Records for processing
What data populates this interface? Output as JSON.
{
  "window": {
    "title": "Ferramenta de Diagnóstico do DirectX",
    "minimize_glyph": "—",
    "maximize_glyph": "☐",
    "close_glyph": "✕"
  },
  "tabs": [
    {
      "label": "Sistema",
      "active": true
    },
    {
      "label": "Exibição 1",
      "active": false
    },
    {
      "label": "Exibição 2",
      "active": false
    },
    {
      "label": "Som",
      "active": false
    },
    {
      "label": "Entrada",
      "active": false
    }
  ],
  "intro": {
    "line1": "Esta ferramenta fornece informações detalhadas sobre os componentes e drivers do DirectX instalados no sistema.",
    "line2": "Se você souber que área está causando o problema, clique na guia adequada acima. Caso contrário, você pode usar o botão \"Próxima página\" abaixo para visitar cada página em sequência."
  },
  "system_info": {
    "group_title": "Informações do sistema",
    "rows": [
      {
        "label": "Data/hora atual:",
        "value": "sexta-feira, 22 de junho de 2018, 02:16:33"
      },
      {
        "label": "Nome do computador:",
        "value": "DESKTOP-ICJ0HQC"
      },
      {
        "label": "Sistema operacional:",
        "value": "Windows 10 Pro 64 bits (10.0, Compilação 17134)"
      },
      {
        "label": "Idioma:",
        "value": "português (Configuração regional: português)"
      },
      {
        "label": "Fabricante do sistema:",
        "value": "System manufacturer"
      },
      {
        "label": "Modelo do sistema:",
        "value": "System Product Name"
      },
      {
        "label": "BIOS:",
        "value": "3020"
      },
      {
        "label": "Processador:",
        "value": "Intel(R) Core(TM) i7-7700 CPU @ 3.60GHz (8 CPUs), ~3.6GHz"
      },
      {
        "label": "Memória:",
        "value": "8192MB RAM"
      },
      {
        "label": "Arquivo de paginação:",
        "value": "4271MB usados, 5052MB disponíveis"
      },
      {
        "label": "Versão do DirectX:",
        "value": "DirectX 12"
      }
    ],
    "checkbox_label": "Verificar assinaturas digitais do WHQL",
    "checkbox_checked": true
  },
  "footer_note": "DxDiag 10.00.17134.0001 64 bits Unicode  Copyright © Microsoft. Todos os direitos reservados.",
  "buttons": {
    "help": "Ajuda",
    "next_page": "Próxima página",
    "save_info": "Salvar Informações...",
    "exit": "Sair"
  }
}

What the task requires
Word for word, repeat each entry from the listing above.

Output for this task
What data populates this interface? Output as JSON.
{
  "window": {
    "title": "Ferramenta de Diagnóstico do DirectX",
    "minimize_glyph": "—",
    "maximize_glyph": "☐",
    "close_glyph": "✕"
  },
  "tabs": [
    {
      "label": "Sistema",
      "active": true
    },
    {
      "label": "Exibição 1",
      "active": false
    },
    {
      "label": "Exibição 2",
      "active": false
    },
    {
      "label": "Som",
      "active": false
    },
    {
      "label": "Entrada",
      "active": false
    }
  ],
  "intro": {
    "line1": "Esta ferramenta fornece informações detalhadas sobre os componentes e drivers do DirectX instalados no sistema.",
    "line2": "Se você souber que área está causando o problema, clique na guia adequada acima. Caso contrário, você pode usar o botão \"Próxima página\" abaixo para visitar cada página em sequência."
  },
  "system_info": {
    "group_title": "Informações do sistema",
    "rows": [
      {
        "label": "Data/hora atual:",
        "value": "sexta-feira, 22 de junho de 2018, 02:16:33"
      },
      {
        "label": "Nome do computador:",
        "value": "DESKTOP-ICJ0HQC"
      },
      {
        "label": "Sistema operacional:",
        "value": "Windows 10 Pro 64 bits (10.0, Compilação 17134)"
      },
      {
        "label": "Idioma:",
        "value": "português (Configuração regional: português)"
      },
      {
        "label": "Fabricante do sistema:",
        "value": "System manufacturer"
      },
      {
        "label": "Modelo do sistema:",
        "value": "System Product Name"
      },
      {
        "label": "BIOS:",
        "value": "3020"
      },
      {
        "label": "Processador:",
        "value": "Intel(R) Core(TM) i7-7700 CPU @ 3.60GHz (8 CPUs), ~3.6GHz"
      },
      {
        "label": "Memória:",
        "value": "8192MB RAM"
      },
      {
        "label": "Arquivo de paginação:",
        "value": "4271MB usados, 5052MB disponíveis"
      },
      {
        "label": "Versão do DirectX:",
        "value": "DirectX 12"
      }
    ],
    "checkbox_label": "Verificar assinaturas digitais do WHQL",
    "checkbox_checked": true
  },
  "footer_note": "DxDiag 10.00.17134.0001 64 bits Unicode  Copyright © Microsoft. Todos os direitos reservados.",
  "buttons": {
    "help": "Ajuda",
    "next_page": "Próxima página",
    "save_info": "Salvar Informações...",
    "exit": "Sair"
  }
}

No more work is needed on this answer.